Deadfall Adventures tells a story of James Lee Quatermain, the great grandson of legendary adventurer Allan Quatermain who featured in H. Rider Haggard‘s ground-breaking 19th century novels.
Hired by a government-funded detective agency, JL is in search of a mystical treasure from Atlantis that will open the gate to the ancient Mayan realm of Xibalba – why anyone wants to go there isn’t quite clear, but it’s ancient and Mayan so who cares. OBVS, the artefact you’re after has been broken up into various pieces and spread across the globe, creating the perfect excuse for the game to take you to a variety of exotic locations to collect them.
However, it’s not that straightforward and obviously Nazi’s and the Red Army are also after the same treasure you seek, a treasure that is guarded by the ancient undead and hidden behind numerous “move-these-twist-that-pull-this” puzzles.
If you love classic adventure story-telling in the vein of the lost-world classics, you’ll enjoy Deadfall Adventurers, as long as you can avoid comparing it to bigger budget and open world titles in the same genre. This is 80s action-adventure, not Uncharted.”
Game studio Farm 51 of Painkiller fame, have created a game that feels intentionally retro so I had to adjust my frames of reference and resist the temptation to directly compare it to other AAA titles who’s territory it inevitably sits in. Deadfall’s mechanics and scale simply can’t compete with the exorbitant budgets of Square Enix, Ubisoft and Naughty Dog, but thankfully, Farm 51 aren’t trying – at least we hope they aren’t.
If you take Deadfall Adventures on it’s own merit, it’s a fun title with rewarding (although somewhat limited) exploration possibilities and provides a real back-to-basics adventure story, unashamedly similar to the adventures of India Jones.
You’re equipped with dual pistols, a rifle, a knife that’s barely worth mentioning, your great grandad’s notebook, a magic-finding compass, and a torch that apparently outputs direct sunlight. But rather than encouraging you to simply run and gun like a typical corridor style shooter, Deadfall allows you to use your various tools and even your enemies to overcome deadly situations. By shining your torch you can temporarily blind human assailants and also piss off the undead who will simply attack anyone in their vicinity, the torchlight also makes them vulnerable to more traditional attacks.
The different offensive options are a welcome inclusion in this game and break up the combat sections, sometimes blasting your enemies in the face is the one, but you also occasionally get the opportunity to use the ancient traps and ghouls to your advantage as well. Also, in keeping with their old-skool, play-as-you-want approach, Farm 51 have made it possible to alter the puzzle and combat difficulties separately, but we didn’t notice a significant increase in difficulty when putting the combat up to ‘Hard’, whilst increasing the puzzle difficulty made clues less forthcoming.
But unfortunately Deadfall suffers from some severely poor dialogue, with the lead character and his plucky sidekick British agent Jennifer Goodwin lacking any real chemistry or depth.
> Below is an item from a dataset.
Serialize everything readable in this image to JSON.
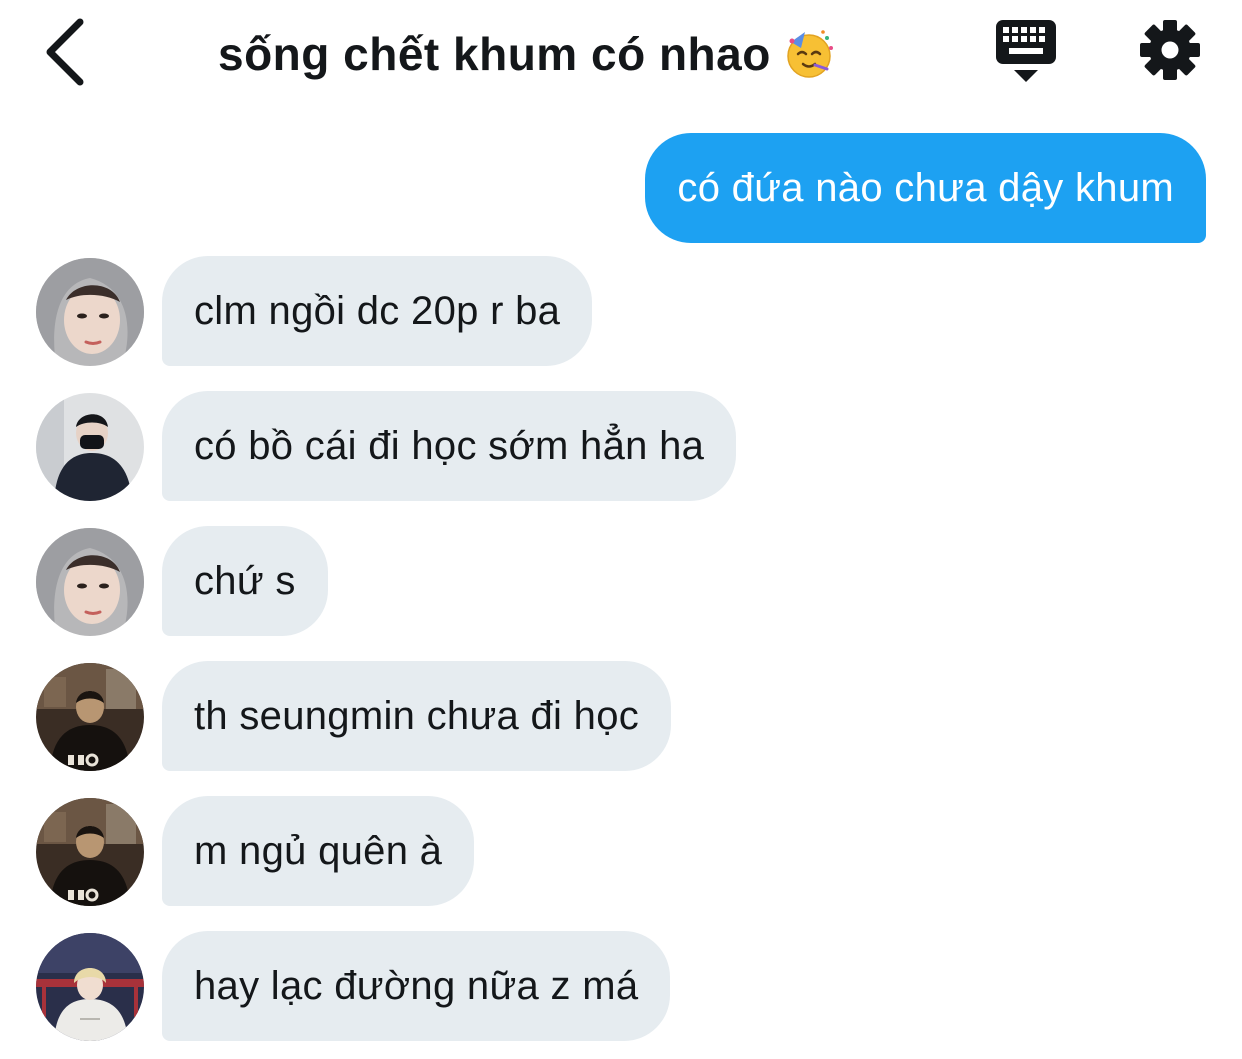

James Lee Quartermain aims for charm and whit, but comes across as brash, and his inability to really interact with and explore the exotic environments he finds himself in is also a little frustrating, he can’t climb and he can’t slide so at times I felt more tinman-ish rather than bold explorer.
If you do manage to use your compass and hidden maps to good effect and wonder off the conveyor belt to locate cunningly hidden treasures, you will be able to upgrade your items and “abilities” but doing so isn’t a necessity, it will just make the latter stages of the game less troublesome.
There’s also the inclusion of multiplayer, but we haven’t (as yet) had a chance to play it before launch so we can’t comment on it directly, however there’s always some trepidation for new multiplayer options in titles when there’s no community to support it and when you’re competing with the recently released kings of online shooting, CoD and Battlefield.
Will Deadfall Multiplayer be prising players away from these behemoths in any significant numbers? It’s unlikely. But the survival mode may at least appease CoD fans still reeling from the omission of Zombies mode from this year’s Call of Duty: Ghosts.
If you love classic adventure story-telling in the vein of the lost-world classics, you’ll enjoy Deadfall Adventurers – for it’s faults it does what it sets out to do more often than not, and is mostly fun – as long as you can avoid comparing it to bigger budget and open world titles in the same genre. This is classic 80s action-adventure, not Uncharted.
3 DDs Out of 5
Deadfall Adventures is out from the 15/11/13 on XBox 360 and PC, we reviewed the 360 version, check out the gameplay for yourself: